spring to mind.  While it has many advanced or very cool features in it,
very often, they are not used as widely as they could (or should) be
throughout the entire core.

Often, this has been due to the evolutionary process through which the core
has been developed.  Some examples of this are the message system, the
setting system (which is getting there these days), CML (doesn't quite work
yet in mail messages), and so on.  There are also bugs in existing pieces of
code which limit their functionality ($pop3_daemon for one).

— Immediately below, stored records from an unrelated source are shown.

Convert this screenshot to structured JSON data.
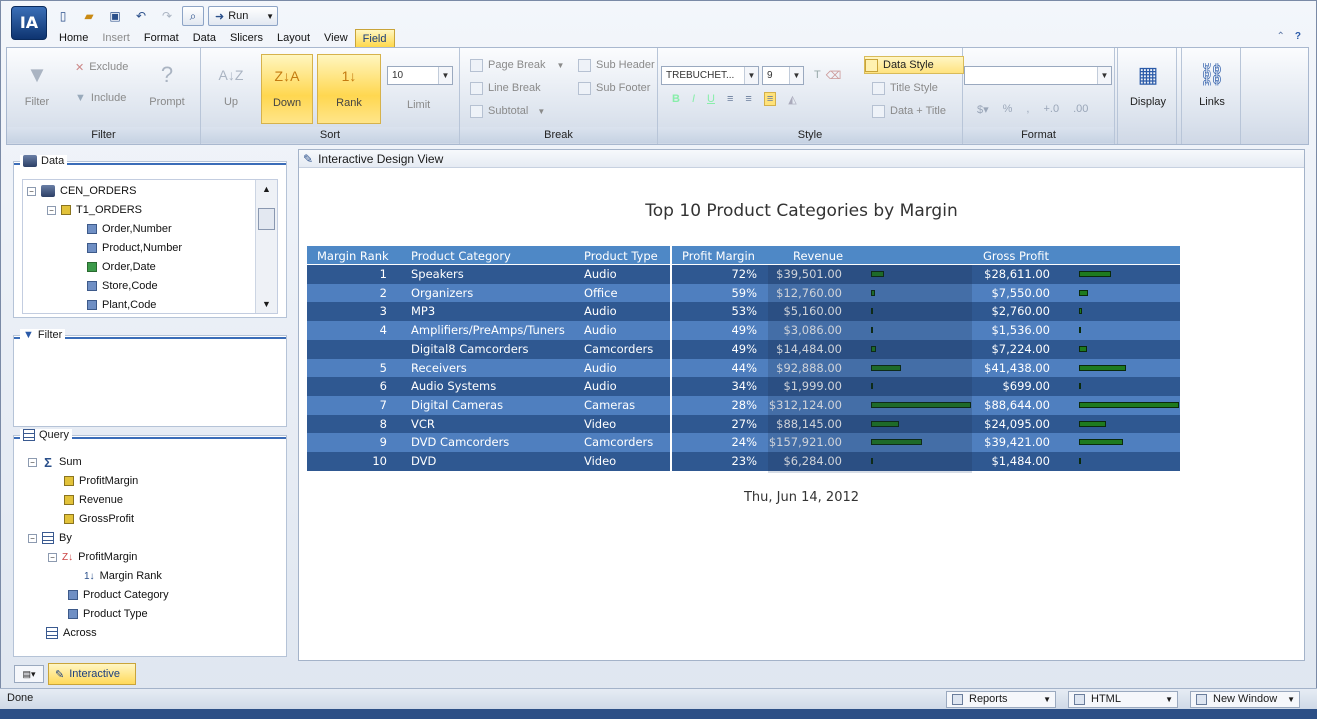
{
  "app": {
    "logo": "IA",
    "run_label": "Run",
    "status": "Done"
  },
  "menu": {
    "tabs": [
      "Home",
      "Insert",
      "Format",
      "Data",
      "Slicers",
      "Layout",
      "View",
      "Field"
    ],
    "active": "Field",
    "disabled": [
      "Insert"
    ]
  },
  "ribbon": {
    "filter": {
      "label": "Filter",
      "filter_btn": "Filter",
      "exclude": "Exclude",
      "include": "Include",
      "prompt": "Prompt"
    },
    "sort": {
      "label": "Sort",
      "up": "Up",
      "down": "Down",
      "rank": "Rank",
      "limit_value": "10",
      "limit": "Limit"
    },
    "break": {
      "label": "Break",
      "page_break": "Page Break",
      "line_break": "Line Break",
      "subtotal": "Subtotal",
      "sub_header": "Sub Header",
      "sub_footer": "Sub Footer"
    },
    "style": {
      "label": "Style",
      "font": "TREBUCHET...",
      "size": "9",
      "data_style": "Data Style",
      "title_style": "Title Style",
      "data_title": "Data + Title"
    },
    "format": {
      "label": "Format",
      "format_value": ""
    },
    "display": "Display",
    "links": "Links"
  },
  "panels": {
    "data": {
      "title": "Data",
      "items": [
        {
          "label": "CEN_ORDERS",
          "icon": "database-icon",
          "level": 0,
          "toggle": "⊟"
        },
        {
          "label": "T1_ORDERS",
          "icon": "table-icon",
          "level": 1,
          "toggle": "⊟"
        },
        {
          "label": "Order,Number",
          "icon": "field-icon",
          "level": 2
        },
        {
          "label": "Product,Number",
          "icon": "field-icon",
          "level": 2
        },
        {
          "label": "Order,Date",
          "icon": "date-field-icon",
          "level": 2
        },
        {
          "label": "Store,Code",
          "icon": "field-icon",
          "level": 2
        },
        {
          "label": "Plant,Code",
          "icon": "field-icon",
          "level": 2
        }
      ]
    },
    "filter": {
      "title": "Filter"
    },
    "query": {
      "title": "Query",
      "items": [
        {
          "label": "Sum",
          "level": 0,
          "toggle": "⊟",
          "icon": "sigma-icon"
        },
        {
          "label": "ProfitMargin",
          "level": 1,
          "icon": "measure-icon"
        },
        {
          "label": "Revenue",
          "level": 1,
          "icon": "measure-icon"
        },
        {
          "label": "GrossProfit",
          "level": 1,
          "icon": "measure-icon"
        },
        {
          "label": "By",
          "level": 0,
          "toggle": "⊟",
          "icon": "grid-icon"
        },
        {
          "label": "ProfitMargin",
          "level": 1,
          "toggle": "⊟",
          "icon": "sort-icon"
        },
        {
          "label": "Margin Rank",
          "level": 2,
          "icon": "rank-icon"
        },
        {
          "label": "Product Category",
          "level": 1,
          "icon": "field-icon"
        },
        {
          "label": "Product Type",
          "level": 1,
          "icon": "field-icon"
        },
        {
          "label": "Across",
          "level": 0,
          "icon": "grid-icon"
        }
      ]
    }
  },
  "bottom_tab": "Interactive",
  "view": {
    "header": "Interactive Design View",
    "report": {
      "title": "Top 10 Product Categories by Margin",
      "date": "Thu, Jun 14, 2012",
      "columns": [
        "Margin Rank",
        "Product Category",
        "Product Type",
        "Profit Margin",
        "Revenue",
        "Gross Profit"
      ],
      "rows": [
        {
          "rank": "1",
          "category": "Speakers",
          "type": "Audio",
          "margin": "72%",
          "revenue": "$39,501.00",
          "rev_value": 39501,
          "profit": "$28,611.00",
          "profit_value": 28611
        },
        {
          "rank": "2",
          "category": "Organizers",
          "type": "Office",
          "margin": "59%",
          "revenue": "$12,760.00",
          "rev_value": 12760,
          "profit": "$7,550.00",
          "profit_value": 7550
        },
        {
          "rank": "3",
          "category": "MP3",
          "type": "Audio",
          "margin": "53%",
          "revenue": "$5,160.00",
          "rev_value": 5160,
          "profit": "$2,760.00",
          "profit_value": 2760
        },
        {
          "rank": "4",
          "category": "Amplifiers/PreAmps/Tuners",
          "type": "Audio",
          "margin": "49%",
          "revenue": "$3,086.00",
          "rev_value": 3086,
          "profit": "$1,536.00",
          "profit_value": 1536
        },
        {
          "rank": "",
          "category": "Digital8 Camcorders",
          "type": "Camcorders",
          "margin": "49%",
          "revenue": "$14,484.00",
          "rev_value": 14484,
          "profit": "$7,224.00",
          "profit_value": 7224
        },
        {
          "rank": "5",
          "category": "Receivers",
          "type": "Audio",
          "margin": "44%",
          "revenue": "$92,888.00",
          "rev_value": 92888,
          "profit": "$41,438.00",
          "profit_value": 41438
        },
        {
          "rank": "6",
          "category": "Audio Systems",
          "type": "Audio",
          "margin": "34%",
          "revenue": "$1,999.00",
          "rev_value": 1999,
          "profit": "$699.00",
          "profit_value": 699
        },
        {
          "rank": "7",
          "category": "Digital Cameras",
          "type": "Cameras",
          "margin": "28%",
          "revenue": "$312,124.00",
          "rev_value": 312124,
          "profit": "$88,644.00",
          "profit_value": 88644
        },
        {
          "rank": "8",
          "category": "VCR",
          "type": "Video",
          "margin": "27%",
          "revenue": "$88,145.00",
          "rev_value": 88145,
          "profit": "$24,095.00",
          "profit_value": 24095
        },
        {
          "rank": "9",
          "category": "DVD Camcorders",
          "type": "Camcorders",
          "margin": "24%",
          "revenue": "$157,921.00",
          "rev_value": 157921,
          "profit": "$39,421.00",
          "profit_value": 39421
        },
        {
          "rank": "10",
          "category": "DVD",
          "type": "Video",
          "margin": "23%",
          "revenue": "$6,284.00",
          "rev_value": 6284,
          "profit": "$1,484.00",
          "profit_value": 1484
        }
      ]
    }
  },
  "statusbar": {
    "reports": "Reports",
    "html": "HTML",
    "window": "New Window"
  },
  "colors": {
    "header_blue": "#4e88c6",
    "row_dark": "#2f5891",
    "row_light": "#4f7fbf",
    "bar_green": "#1e7a1e",
    "active_tab": "#ffd84a"
  }
}
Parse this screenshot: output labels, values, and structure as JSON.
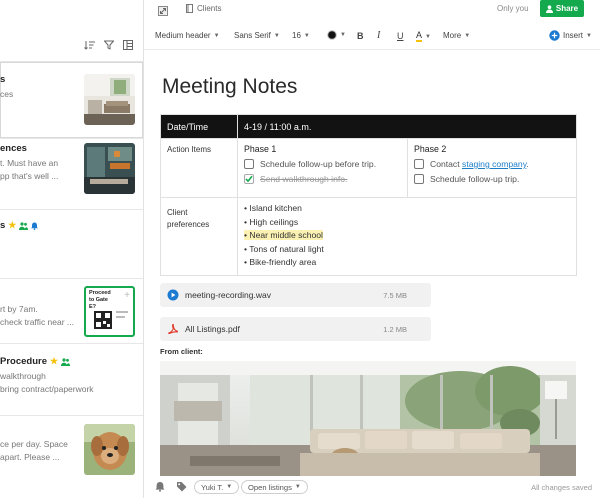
{
  "topbar": {
    "breadcrumb": "Clients",
    "sharing": "Only you",
    "share_label": "Share"
  },
  "toolbar": {
    "style": "Medium header",
    "font": "Sans Serif",
    "size": "16",
    "bold": "B",
    "italic": "I",
    "underline": "U",
    "highlight": "A",
    "more": "More",
    "insert": "Insert"
  },
  "note_list": [
    {
      "title": "s",
      "snippet": "ces",
      "thumb": "living-room"
    },
    {
      "title": "ences",
      "snippet": "t. Must have an\npp that's well ...",
      "thumb": "kitchen"
    },
    {
      "title": "s",
      "snippet": "",
      "thumb": ""
    },
    {
      "title": "",
      "snippet": "rt by 7am.\ncheck traffic near ...",
      "thumb": "boarding-pass",
      "thumb_text": "Proceed to Gate E?"
    },
    {
      "title": "Procedure",
      "snippet": "walkthrough\nbring contract/paperwork",
      "thumb": ""
    },
    {
      "title": "",
      "snippet": "ce per day. Space\napart. Please ...",
      "thumb": "dog"
    }
  ],
  "document": {
    "title": "Meeting Notes",
    "table": {
      "header_label": "Date/Time",
      "header_value": "4-19 / 11:00 a.m.",
      "action_label": "Action Items",
      "phase1": {
        "title": "Phase 1",
        "items": [
          {
            "text": "Schedule follow-up before trip.",
            "checked": false
          },
          {
            "text": "Send walkthrough info.",
            "checked": true
          }
        ]
      },
      "phase2": {
        "title": "Phase 2",
        "item1_prefix": "Contact",
        "item1_link": "staging company",
        "item1_suffix": ".",
        "item2": "Schedule follow-up trip."
      },
      "client_label": "Client preferences",
      "preferences": [
        "• Island kitchen",
        "• High ceilings",
        "• Near middle school",
        "• Tons of natural light",
        "• Bike-friendly area"
      ]
    },
    "attachments": [
      {
        "name": "meeting-recording.wav",
        "size": "7.5 MB",
        "icon": "audio-icon"
      },
      {
        "name": "All Listings.pdf",
        "size": "1.2 MB",
        "icon": "pdf-icon"
      }
    ],
    "from_client": "From client:"
  },
  "footer": {
    "user": "Yuki T.",
    "tag": "Open listings",
    "status": "All changes saved"
  },
  "colors": {
    "accent_green": "#14a94c",
    "link": "#1a7dc8",
    "highlight": "#fbf1b3"
  }
}
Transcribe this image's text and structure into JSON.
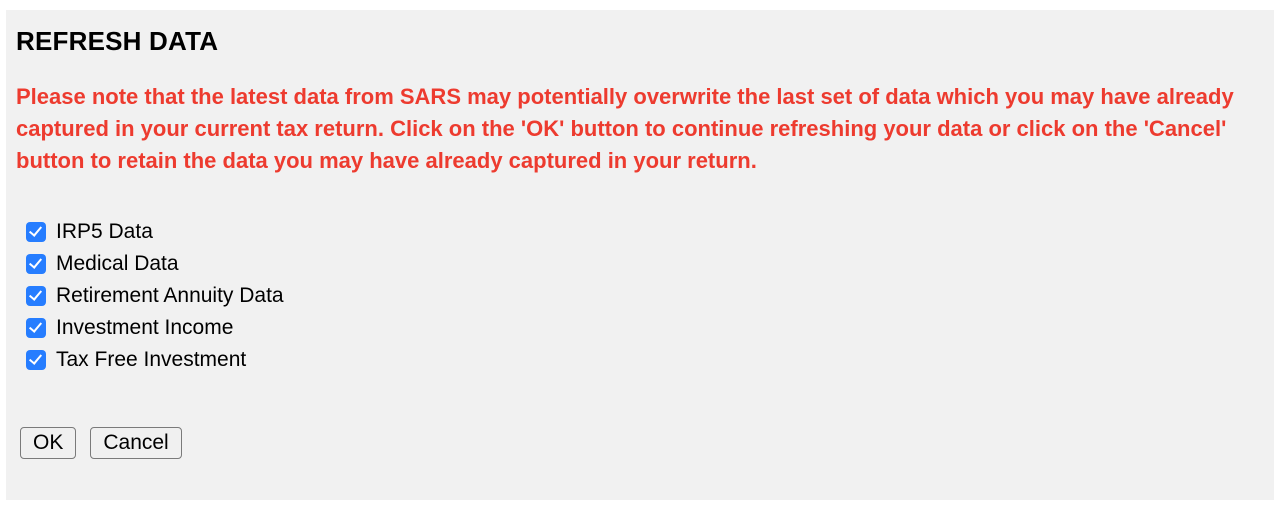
{
  "dialog": {
    "title": "REFRESH DATA",
    "warning": "Please note that the latest data from SARS may potentially overwrite the last set of data which you may have already captured in your current tax return. Click on the 'OK' button to continue refreshing your data or click on the 'Cancel' button to retain the data you may have already captured in your return.",
    "options": [
      {
        "label": "IRP5 Data",
        "checked": true
      },
      {
        "label": "Medical Data",
        "checked": true
      },
      {
        "label": "Retirement Annuity Data",
        "checked": true
      },
      {
        "label": "Investment Income",
        "checked": true
      },
      {
        "label": "Tax Free Investment",
        "checked": true
      }
    ],
    "buttons": {
      "ok": "OK",
      "cancel": "Cancel"
    }
  }
}
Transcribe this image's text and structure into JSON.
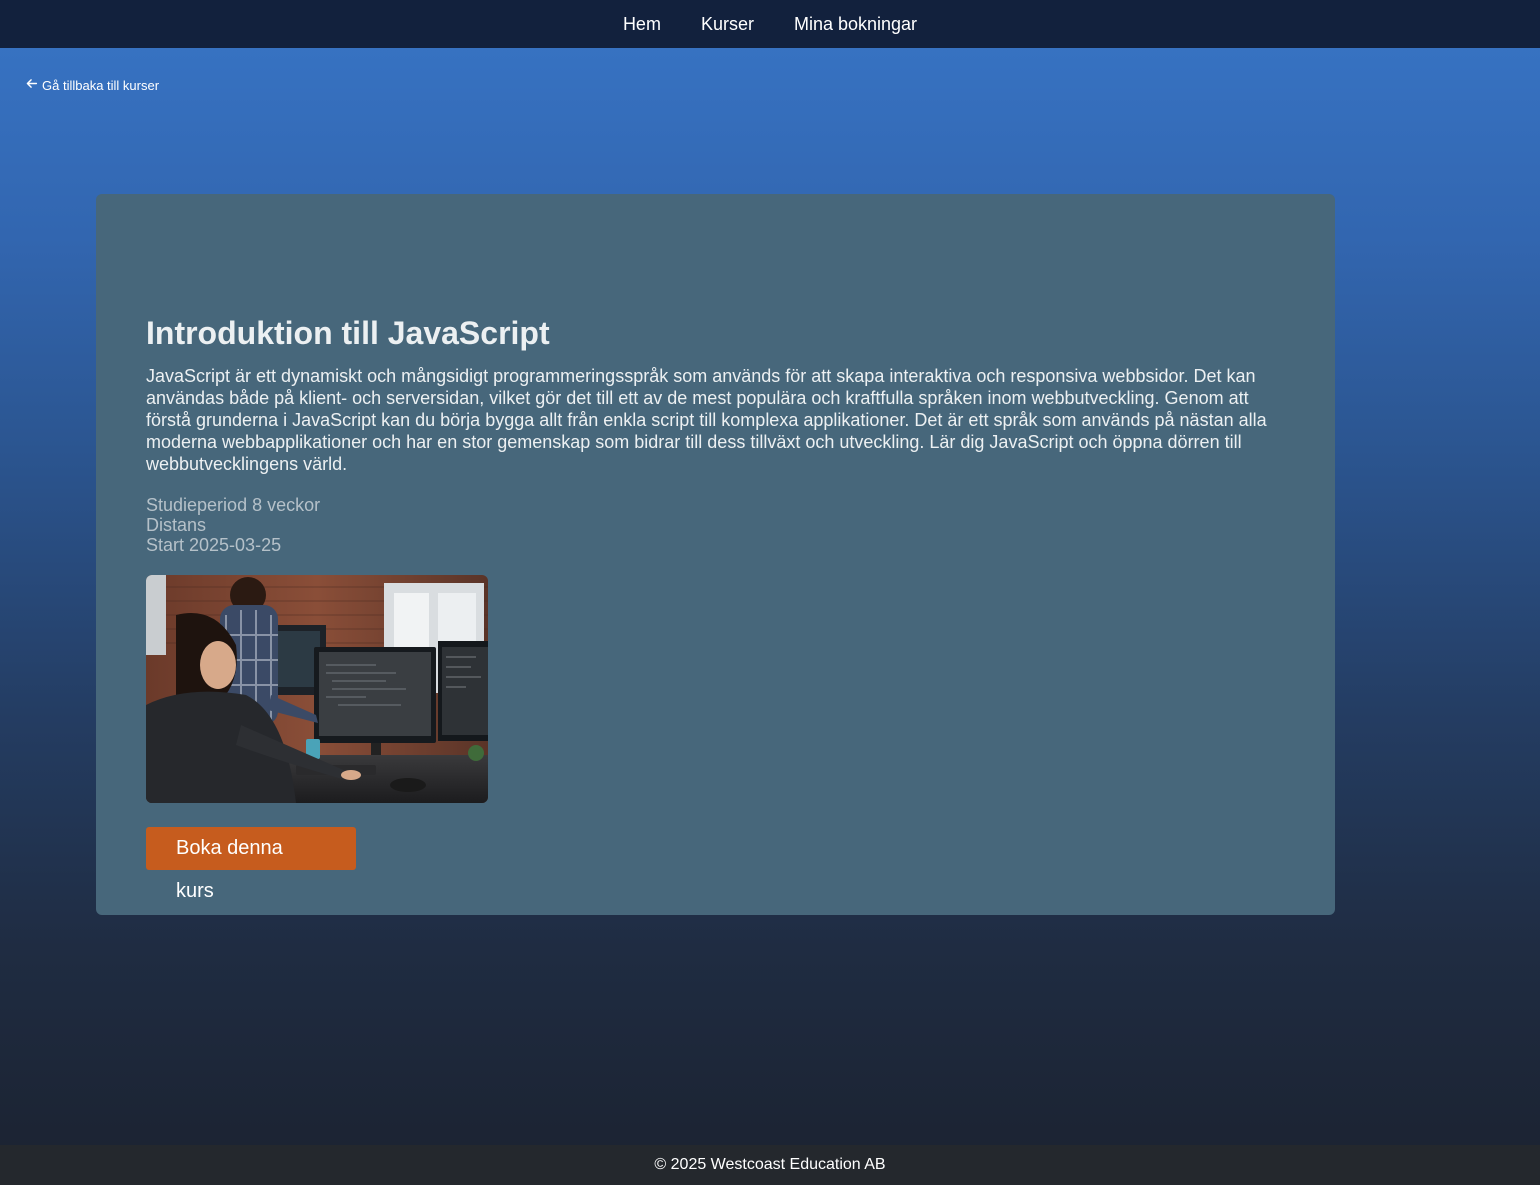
{
  "nav": {
    "items": [
      {
        "label": "Hem"
      },
      {
        "label": "Kurser"
      },
      {
        "label": "Mina bokningar"
      }
    ]
  },
  "back_link": {
    "label": "Gå tillbaka till kurser",
    "icon": "arrow-left-icon"
  },
  "course": {
    "title": "Introduktion till JavaScript",
    "description": "JavaScript är ett dynamiskt och mångsidigt programmeringsspråk som används för att skapa interaktiva och responsiva webbsidor. Det kan användas både på klient- och serversidan, vilket gör det till ett av de mest populära och kraftfulla språken inom webbutveckling. Genom att förstå grunderna i JavaScript kan du börja bygga allt från enkla script till komplexa applikationer. Det är ett språk som används på nästan alla moderna webbapplikationer och har en stor gemenskap som bidrar till dess tillväxt och utveckling. Lär dig JavaScript och öppna dörren till webbutvecklingens värld.",
    "study_period": "Studieperiod 8 veckor",
    "mode": "Distans",
    "start": "Start 2025-03-25",
    "book_label": "Boka denna kurs"
  },
  "footer": {
    "text": "© 2025 Westcoast Education AB"
  },
  "colors": {
    "nav_bg": "#12213d",
    "card_bg": "#47677b",
    "button_bg": "#c65c1e",
    "footer_bg": "#24282d"
  }
}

What are the problems for someone new approaching ColdCore as a potential
development platform?  I'd love to hear from anyone and everyone on this
subject.  I suspect that the answers will be lack of documentation
explaining what the various subsystems are, overviews of how they work.  How
does one have code run everytime an object leaves a particular room?  Should
you override the 'did_leave method on that location?  Is there an event that
is broadcast?  If there isn't an event, should there be one?  How do you add
a new CML generator?  What is involved in adding a new CML formatter?  What
if it needs to be compiled differently from the average tag?  (These are
hypothetical questions.)

What systems in the core are most often modified by people using the core?
What difficulties does that cause them in core-upgrades?  Does anyone that
has gone through this process have feedback?

In short, why don't we look at how people use the core and make their lives
easier?  Let's modularize code further and document what a module does and
the interface of it is.  Make the system usable for the end user.

- Bruce